REQUIRED WORK » For the data below, the lines that hold "body" should be counted; only the resulting number is expected.

----

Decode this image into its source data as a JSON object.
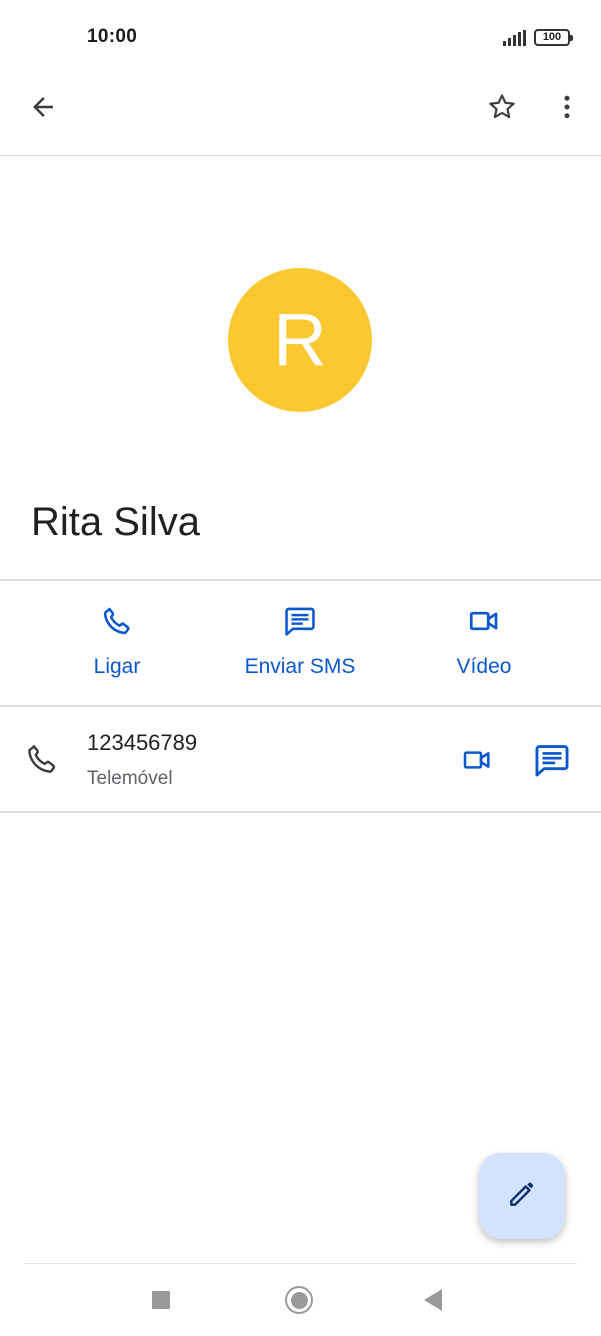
{
  "status_bar": {
    "time": "10:00",
    "battery": "100"
  },
  "app_bar": {
    "icons": [
      "arrow-back-icon",
      "star-outline-icon",
      "more-vert-icon"
    ]
  },
  "contact": {
    "initial": "R",
    "avatar_color": "#FBC832",
    "name": "Rita Silva"
  },
  "actions": [
    {
      "icon": "phone-icon",
      "label": "Ligar"
    },
    {
      "icon": "message-icon",
      "label": "Enviar SMS"
    },
    {
      "icon": "videocam-icon",
      "label": "Vídeo"
    }
  ],
  "phone": {
    "number": "123456789",
    "type": "Telemóvel"
  },
  "colors": {
    "accent": "#0B57D0",
    "fab_bg": "#D3E3FD",
    "nav_gray": "#9A9A9A"
  },
  "fab": {
    "icon": "edit-pencil-icon"
  },
  "nav_bar": {
    "icons": [
      "recents-square-icon",
      "home-circle-icon",
      "back-triangle-icon"
    ]
  }
}
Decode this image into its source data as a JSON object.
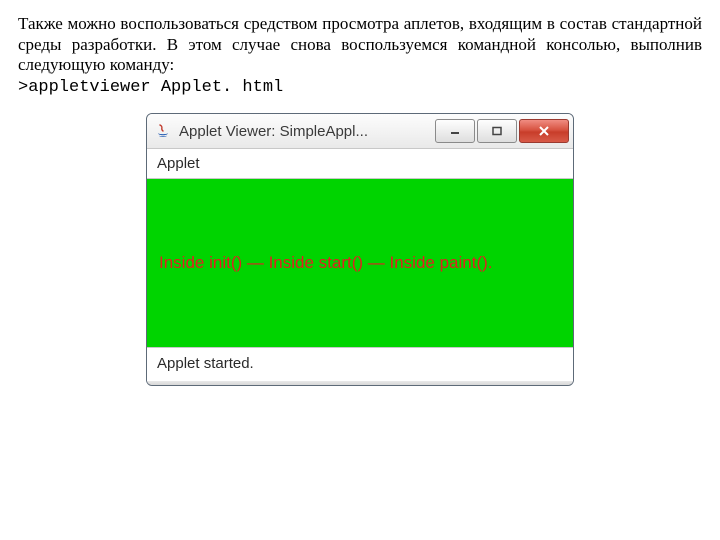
{
  "paragraph": "Также можно воспользоваться средством просмотра аплетов, входящим в состав стандартной среды разработки. В этом случае снова воспользуемся командной консолью, выполнив следующую команду:",
  "command": ">appletviewer Applet. html",
  "window": {
    "title": "Applet Viewer: SimpleAppl...",
    "menu": {
      "applet_label": "Applet"
    },
    "canvas_text": "Inside init() — Inside start() — Inside paint().",
    "status": "Applet started."
  }
}
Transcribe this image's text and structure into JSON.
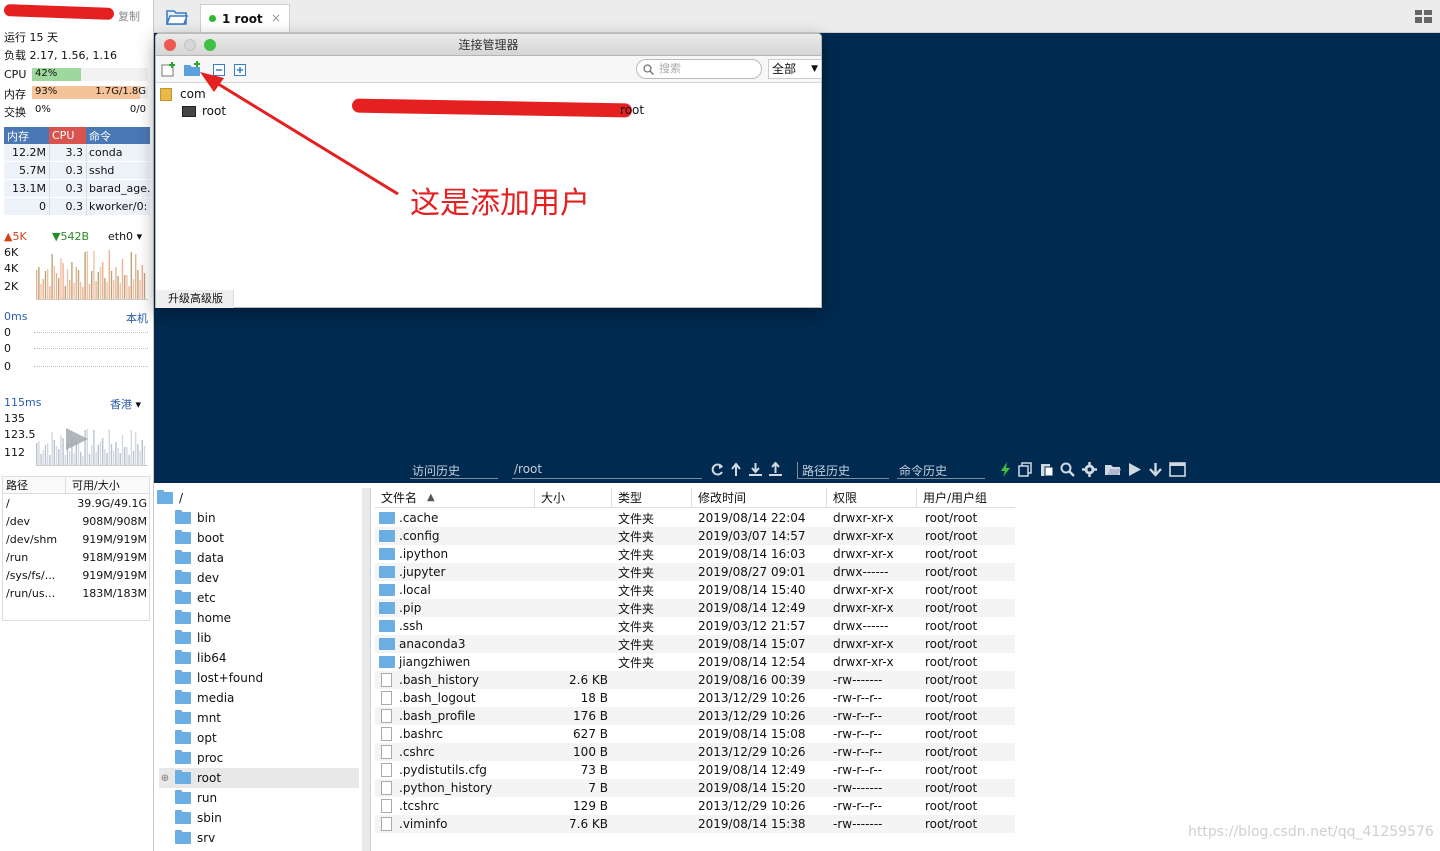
{
  "left": {
    "copy_label": "复制",
    "uptime": "运行 15 天",
    "load": "负载 2.17, 1.56, 1.16",
    "cpu": {
      "label": "CPU",
      "pct": "42%",
      "fill": 0.42
    },
    "mem": {
      "label": "内存",
      "pct": "93%",
      "value": "1.7G/1.8G",
      "fill": 0.93
    },
    "swap": {
      "label": "交换",
      "pct": "0%",
      "value": "0/0",
      "fill": 0.0
    },
    "proc_headers": [
      "内存",
      "CPU",
      "命令"
    ],
    "processes": [
      {
        "mem": "12.2M",
        "cpu": "3.3",
        "cmd": "conda"
      },
      {
        "mem": "5.7M",
        "cpu": "0.3",
        "cmd": "sshd"
      },
      {
        "mem": "13.1M",
        "cpu": "0.3",
        "cmd": "barad_age."
      },
      {
        "mem": "0",
        "cpu": "0.3",
        "cmd": "kworker/0:"
      }
    ],
    "net": {
      "up": "5K",
      "down": "542B",
      "iface": "eth0",
      "ticks": [
        "6K",
        "4K",
        "2K"
      ]
    },
    "ping_local": {
      "label": "0ms",
      "target": "本机",
      "ticks": [
        "0",
        "0",
        "0"
      ]
    },
    "ping_hk": {
      "label": "115ms",
      "target": "香港",
      "ticks": [
        "135",
        "123.5",
        "112"
      ]
    },
    "fs_headers": [
      "路径",
      "可用/大小"
    ],
    "filesystems": [
      {
        "path": "/",
        "size": "39.9G/49.1G"
      },
      {
        "path": "/dev",
        "size": "908M/908M"
      },
      {
        "path": "/dev/shm",
        "size": "919M/919M"
      },
      {
        "path": "/run",
        "size": "918M/919M"
      },
      {
        "path": "/sys/fs/...",
        "size": "919M/919M"
      },
      {
        "path": "/run/us...",
        "size": "183M/183M"
      }
    ]
  },
  "tab": {
    "label": "1 root",
    "close": "×"
  },
  "toolbar": {
    "history": "访问历史",
    "path": "/root",
    "path_history": "路径历史",
    "cmd_history": "命令历史"
  },
  "tree": {
    "root": "/",
    "items": [
      "bin",
      "boot",
      "data",
      "dev",
      "etc",
      "home",
      "lib",
      "lib64",
      "lost+found",
      "media",
      "mnt",
      "opt",
      "proc",
      "root",
      "run",
      "sbin",
      "srv"
    ]
  },
  "files": {
    "headers": {
      "name": "文件名",
      "size": "大小",
      "type": "类型",
      "mtime": "修改时间",
      "perm": "权限",
      "owner": "用户/用户组"
    },
    "rows": [
      {
        "name": ".cache",
        "size": "",
        "type": "文件夹",
        "mtime": "2019/08/14 22:04",
        "perm": "drwxr-xr-x",
        "owner": "root/root",
        "dir": true
      },
      {
        "name": ".config",
        "size": "",
        "type": "文件夹",
        "mtime": "2019/03/07 14:57",
        "perm": "drwxr-xr-x",
        "owner": "root/root",
        "dir": true
      },
      {
        "name": ".ipython",
        "size": "",
        "type": "文件夹",
        "mtime": "2019/08/14 16:03",
        "perm": "drwxr-xr-x",
        "owner": "root/root",
        "dir": true
      },
      {
        "name": ".jupyter",
        "size": "",
        "type": "文件夹",
        "mtime": "2019/08/27 09:01",
        "perm": "drwx------",
        "owner": "root/root",
        "dir": true
      },
      {
        "name": ".local",
        "size": "",
        "type": "文件夹",
        "mtime": "2019/08/14 15:40",
        "perm": "drwxr-xr-x",
        "owner": "root/root",
        "dir": true
      },
      {
        "name": ".pip",
        "size": "",
        "type": "文件夹",
        "mtime": "2019/08/14 12:49",
        "perm": "drwxr-xr-x",
        "owner": "root/root",
        "dir": true
      },
      {
        "name": ".ssh",
        "size": "",
        "type": "文件夹",
        "mtime": "2019/03/12 21:57",
        "perm": "drwx------",
        "owner": "root/root",
        "dir": true
      },
      {
        "name": "anaconda3",
        "size": "",
        "type": "文件夹",
        "mtime": "2019/08/14 15:07",
        "perm": "drwxr-xr-x",
        "owner": "root/root",
        "dir": true
      },
      {
        "name": "jiangzhiwen",
        "size": "",
        "type": "文件夹",
        "mtime": "2019/08/14 12:54",
        "perm": "drwxr-xr-x",
        "owner": "root/root",
        "dir": true
      },
      {
        "name": ".bash_history",
        "size": "2.6 KB",
        "type": "",
        "mtime": "2019/08/16 00:39",
        "perm": "-rw-------",
        "owner": "root/root",
        "dir": false
      },
      {
        "name": ".bash_logout",
        "size": "18 B",
        "type": "",
        "mtime": "2013/12/29 10:26",
        "perm": "-rw-r--r--",
        "owner": "root/root",
        "dir": false
      },
      {
        "name": ".bash_profile",
        "size": "176 B",
        "type": "",
        "mtime": "2013/12/29 10:26",
        "perm": "-rw-r--r--",
        "owner": "root/root",
        "dir": false
      },
      {
        "name": ".bashrc",
        "size": "627 B",
        "type": "",
        "mtime": "2019/08/14 15:08",
        "perm": "-rw-r--r--",
        "owner": "root/root",
        "dir": false
      },
      {
        "name": ".cshrc",
        "size": "100 B",
        "type": "",
        "mtime": "2013/12/29 10:26",
        "perm": "-rw-r--r--",
        "owner": "root/root",
        "dir": false
      },
      {
        "name": ".pydistutils.cfg",
        "size": "73 B",
        "type": "",
        "mtime": "2019/08/14 12:49",
        "perm": "-rw-r--r--",
        "owner": "root/root",
        "dir": false
      },
      {
        "name": ".python_history",
        "size": "7 B",
        "type": "",
        "mtime": "2019/08/14 15:20",
        "perm": "-rw-------",
        "owner": "root/root",
        "dir": false
      },
      {
        "name": ".tcshrc",
        "size": "129 B",
        "type": "",
        "mtime": "2013/12/29 10:26",
        "perm": "-rw-r--r--",
        "owner": "root/root",
        "dir": false
      },
      {
        "name": ".viminfo",
        "size": "7.6 KB",
        "type": "",
        "mtime": "2019/08/14 15:38",
        "perm": "-rw-------",
        "owner": "root/root",
        "dir": false
      }
    ]
  },
  "modal": {
    "title": "连接管理器",
    "search_placeholder": "搜索",
    "filter": "全部",
    "group": "com",
    "session": "root",
    "session_user": "root",
    "upgrade": "升级高级版"
  },
  "annotation": "这是添加用户",
  "watermark": "https://blog.csdn.net/qq_41259576",
  "colors": {
    "terminal_bg": "#002a50",
    "accent_red": "#e52020",
    "cpu_fill": "#9fd89f",
    "mem_fill": "#f5b988",
    "header_blue": "#4a78b5",
    "header_red": "#d9534f"
  }
}
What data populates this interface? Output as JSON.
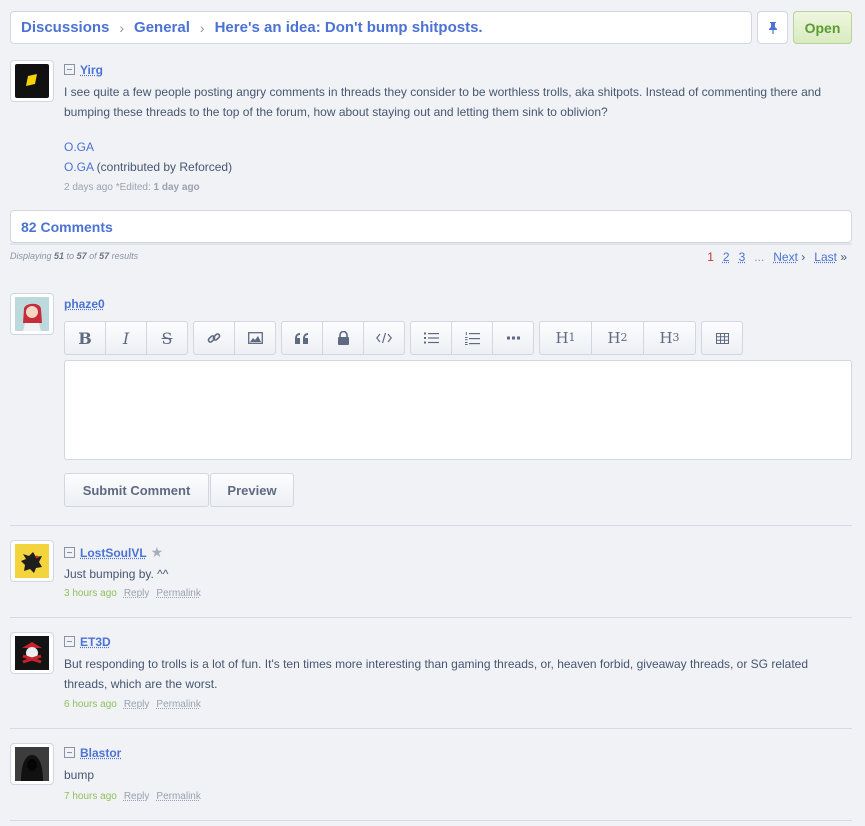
{
  "breadcrumb": {
    "items": [
      "Discussions",
      "General",
      "Here's an idea: Don't bump shitposts."
    ]
  },
  "open_label": "Open",
  "op": {
    "username": "Yirg",
    "body": "I see quite a few people posting angry comments in threads they consider to be worthless trolls, aka shitpots. Instead of commenting there and bumping these threads to the top of the forum, how about staying out and letting them sink to oblivion?",
    "link1": "O.GA",
    "link2": "O.GA",
    "link2_suffix": " (contributed by Reforced)",
    "time": "2 days ago",
    "edited": "*Edited: ",
    "edited_time": "1 day ago"
  },
  "comments_header": "82 Comments",
  "displaying": {
    "prefix": "Displaying ",
    "from": "51",
    "to_word": " to ",
    "to": "57",
    "of_word": " of ",
    "total": "57",
    "suffix": " results"
  },
  "pagination": {
    "pages": [
      "1",
      "2",
      "3"
    ],
    "dots": "...",
    "next": "Next",
    "last": "Last"
  },
  "editor": {
    "username": "phaze0",
    "h1": "H",
    "h2": "H",
    "h3": "H",
    "h1n": "1",
    "h2n": "2",
    "h3n": "3",
    "bold": "B",
    "italic": "I",
    "strike": "S",
    "submit": "Submit Comment",
    "preview": "Preview"
  },
  "comments": [
    {
      "username": "LostSoulVL",
      "body": "Just bumping by. ^^",
      "time": "3 hours ago",
      "reply": "Reply",
      "permalink": "Permalink"
    },
    {
      "username": "ET3D",
      "body": "But responding to trolls is a lot of fun. It's ten times more interesting than gaming threads, or, heaven forbid, giveaway threads, or SG related threads, which are the worst.",
      "time": "6 hours ago",
      "reply": "Reply",
      "permalink": "Permalink"
    },
    {
      "username": "Blastor",
      "body": "bump",
      "time": "7 hours ago",
      "reply": "Reply",
      "permalink": "Permalink"
    }
  ],
  "colors": {
    "link": "#4b72d4",
    "accent_green": "#5b9a2d",
    "current_page": "#c0392b",
    "fresh_time": "#8fc05e"
  }
}
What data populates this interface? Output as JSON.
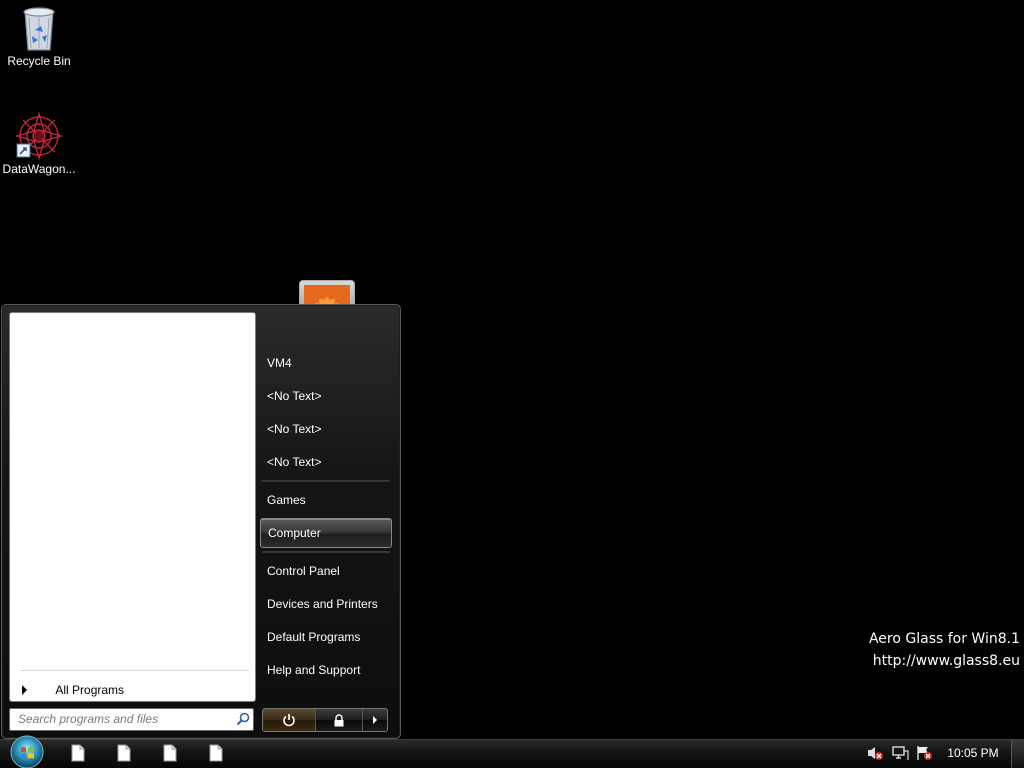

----

TASK OUTPUT » 4